At the same time, the round table participants regard as impermissible and sinful the spread of false evidence identifying the vaccine as “the seal of the antichrist” as well as conspiracy theories on the supposed use of vaccines as a secret means of introducing micro-chips into the human race.
The church community is alarmed at the fact that in the creation of certain vaccines, including vaccines against the COVID-19 infection, there have been used stem cells grown from embryonic human cells obtained as a result of abortions, even if they occurred a half century ago or more. As the Bases of the Social Concept notes, the Russian Orthodox Church believes to be wrong “the extraction and use of the tissues and organs of a human foetus aborted at an early stage of development as a means of curing various diseases and illnesses” (XII.7). It should be noted that according to information published by vaccine manufacturers the vaccines do not contains embryonic stem cells and that the aforementioned stem cells have been used for many years for the creation of vaccines. However, representatives of the scientific community (the participants of the round table) noted that in testing the stages of development of other vaccines and many other medicines there had been used similar embryonic human stem cells. The round table participants, in taking note of this situation, believe it necessary for pharmaceutical companies to explore the possibility of using technologies that would exclude the use of the aforementioned stem cells.
In taking into account all of the above, the round table participants believe that at the present time, in view of the absence of an accessible alternative and bearing in mind the threat to the health and lives of people that COVID-19 poses, the Orthodox Christian, in taking the vaccine against the disease, made or tested by using embryonic human stem cells, is not a participant in the sin of the abortion as a result of which this stem cell was made. If it is possible to choose between this type of vaccine and a vaccine developed without the use of embryonic human stem cells, the round table participants speak out in favour of the use of the latter type of vaccine as ethically more acceptable.

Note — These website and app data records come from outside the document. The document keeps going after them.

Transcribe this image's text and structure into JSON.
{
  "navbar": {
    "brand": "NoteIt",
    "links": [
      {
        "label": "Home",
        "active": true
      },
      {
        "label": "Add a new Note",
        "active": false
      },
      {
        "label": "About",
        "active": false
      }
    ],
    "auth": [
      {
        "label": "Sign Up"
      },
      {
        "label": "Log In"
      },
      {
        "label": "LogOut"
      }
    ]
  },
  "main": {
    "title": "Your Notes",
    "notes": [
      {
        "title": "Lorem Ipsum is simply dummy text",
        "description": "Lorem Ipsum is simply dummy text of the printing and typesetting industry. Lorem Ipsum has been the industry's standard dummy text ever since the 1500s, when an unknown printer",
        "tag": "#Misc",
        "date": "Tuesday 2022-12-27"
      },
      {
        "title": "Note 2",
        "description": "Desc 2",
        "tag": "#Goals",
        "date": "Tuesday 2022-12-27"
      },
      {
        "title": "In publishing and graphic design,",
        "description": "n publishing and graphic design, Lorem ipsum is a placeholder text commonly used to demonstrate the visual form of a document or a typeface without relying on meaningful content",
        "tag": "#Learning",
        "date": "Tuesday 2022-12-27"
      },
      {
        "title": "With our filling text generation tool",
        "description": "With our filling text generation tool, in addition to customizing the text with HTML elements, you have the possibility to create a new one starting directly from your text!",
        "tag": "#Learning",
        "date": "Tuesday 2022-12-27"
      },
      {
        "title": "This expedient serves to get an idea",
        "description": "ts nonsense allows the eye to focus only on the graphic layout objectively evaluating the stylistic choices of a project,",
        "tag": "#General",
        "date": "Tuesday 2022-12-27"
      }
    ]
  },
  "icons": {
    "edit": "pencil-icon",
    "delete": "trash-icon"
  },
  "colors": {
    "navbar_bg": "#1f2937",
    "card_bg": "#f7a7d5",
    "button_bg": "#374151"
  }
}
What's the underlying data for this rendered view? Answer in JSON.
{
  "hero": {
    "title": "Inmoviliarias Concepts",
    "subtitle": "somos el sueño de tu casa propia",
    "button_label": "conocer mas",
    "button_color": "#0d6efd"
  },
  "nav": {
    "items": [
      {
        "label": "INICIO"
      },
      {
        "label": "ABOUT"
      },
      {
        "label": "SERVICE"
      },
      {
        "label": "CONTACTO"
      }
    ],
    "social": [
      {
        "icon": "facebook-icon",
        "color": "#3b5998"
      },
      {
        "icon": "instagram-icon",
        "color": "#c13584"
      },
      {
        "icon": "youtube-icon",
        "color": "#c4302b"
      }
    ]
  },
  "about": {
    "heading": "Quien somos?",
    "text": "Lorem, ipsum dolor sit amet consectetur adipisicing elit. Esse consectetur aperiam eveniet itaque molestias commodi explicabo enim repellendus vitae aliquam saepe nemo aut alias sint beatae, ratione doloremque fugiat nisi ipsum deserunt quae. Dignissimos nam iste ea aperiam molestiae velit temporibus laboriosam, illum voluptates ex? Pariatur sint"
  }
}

The round table participants call upon people to treat with respect those who consider it possible to take for themselves or for their children a vaccine prepared using embryonic human stem cells, as well as those who refuse to take it.
The round table participants believe it important to continue debate on the moral aspects of the broad application in medicine of cell cultures grown from embryonic human stem cells.
 See: I. P. Barsukov, St. Innocent, Metropolitan of Moscow and Kolomna: Writings, Letters and Contemporary Accounts (in Russian), Moscow, 1883, pp.82-83.